In this first of this NHS Pension Scheme series we will consider the background to the reforms and why the NHS Pension Scheme is changing.
The current changes are a result of a study by an independent Commission headed by Lord Hutton into Public Sector pensions. The study was tasked with looking at the future affordability, sustainability and fairness of all Public Sector Pensions. The review started in 2010 and reported its findings in March 2011.
The main recommendations of the Commission were that Public Sector Pensions should move away from the Final Salary method of calculating pension benefits to a Career Average Revalued Earnings (CARE) basis, the Normal Pension Age should be increased to be linked to the State Pension Age and contributions should be increased.
After the recommendations were heard there has been years of consultation and negotiation between the Department of Health and trade unions and employer representatives over the detail of the legal framework that the new pension scheme should take. The BMA argued that NHS employees would "pay more in, receive less back and work for longer".
For the NHS Pension Scheme, this meant that this change would happen from 1st April 2015. A brand new NHS Pension Scheme would in effect be created and most (but not all) existing members would be transferred to it.

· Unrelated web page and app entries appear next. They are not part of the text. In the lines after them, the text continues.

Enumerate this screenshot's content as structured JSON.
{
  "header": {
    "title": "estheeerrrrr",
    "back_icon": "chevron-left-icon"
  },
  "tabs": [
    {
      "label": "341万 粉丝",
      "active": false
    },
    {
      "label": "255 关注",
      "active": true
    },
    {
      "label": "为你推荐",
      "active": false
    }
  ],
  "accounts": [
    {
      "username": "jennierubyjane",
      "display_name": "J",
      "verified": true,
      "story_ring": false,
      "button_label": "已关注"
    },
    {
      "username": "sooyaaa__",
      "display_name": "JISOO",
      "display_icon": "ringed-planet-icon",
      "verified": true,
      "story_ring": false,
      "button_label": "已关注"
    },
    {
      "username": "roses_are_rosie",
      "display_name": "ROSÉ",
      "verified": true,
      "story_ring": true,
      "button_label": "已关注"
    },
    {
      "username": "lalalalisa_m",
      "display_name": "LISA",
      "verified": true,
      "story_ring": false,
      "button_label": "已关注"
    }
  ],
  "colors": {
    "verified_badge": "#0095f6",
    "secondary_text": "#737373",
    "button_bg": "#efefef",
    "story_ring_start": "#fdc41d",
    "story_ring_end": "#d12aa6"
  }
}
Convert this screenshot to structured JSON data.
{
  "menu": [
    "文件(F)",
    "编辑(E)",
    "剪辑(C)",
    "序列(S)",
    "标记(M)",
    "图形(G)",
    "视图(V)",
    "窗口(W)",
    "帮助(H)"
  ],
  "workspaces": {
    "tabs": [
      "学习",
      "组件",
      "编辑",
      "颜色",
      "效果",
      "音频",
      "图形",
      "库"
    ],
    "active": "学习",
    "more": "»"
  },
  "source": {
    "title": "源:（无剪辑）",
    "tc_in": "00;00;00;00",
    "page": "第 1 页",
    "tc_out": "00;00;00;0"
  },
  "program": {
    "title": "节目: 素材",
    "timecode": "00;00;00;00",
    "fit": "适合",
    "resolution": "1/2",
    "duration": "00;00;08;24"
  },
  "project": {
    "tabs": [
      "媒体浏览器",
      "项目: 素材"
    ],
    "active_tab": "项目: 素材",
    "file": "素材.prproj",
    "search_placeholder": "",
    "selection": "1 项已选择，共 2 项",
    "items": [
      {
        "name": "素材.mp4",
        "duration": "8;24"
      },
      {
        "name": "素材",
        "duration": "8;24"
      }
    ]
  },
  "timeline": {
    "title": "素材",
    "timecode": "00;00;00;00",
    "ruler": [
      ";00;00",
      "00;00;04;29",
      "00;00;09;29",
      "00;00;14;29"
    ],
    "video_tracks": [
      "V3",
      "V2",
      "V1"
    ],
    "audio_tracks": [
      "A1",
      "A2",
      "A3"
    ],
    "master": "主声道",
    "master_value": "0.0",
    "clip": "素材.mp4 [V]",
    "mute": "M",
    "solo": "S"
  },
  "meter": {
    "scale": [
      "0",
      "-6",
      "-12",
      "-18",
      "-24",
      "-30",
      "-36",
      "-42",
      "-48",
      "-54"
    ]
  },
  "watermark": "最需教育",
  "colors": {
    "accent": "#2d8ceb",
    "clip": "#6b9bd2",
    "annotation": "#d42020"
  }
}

All members will have complete protection for their accrued pension rights in the old sections of the NHS Pension Scheme. In addition, some members will have full or tapered protection of their future pension rights depending how far they are from their current normal retirement date.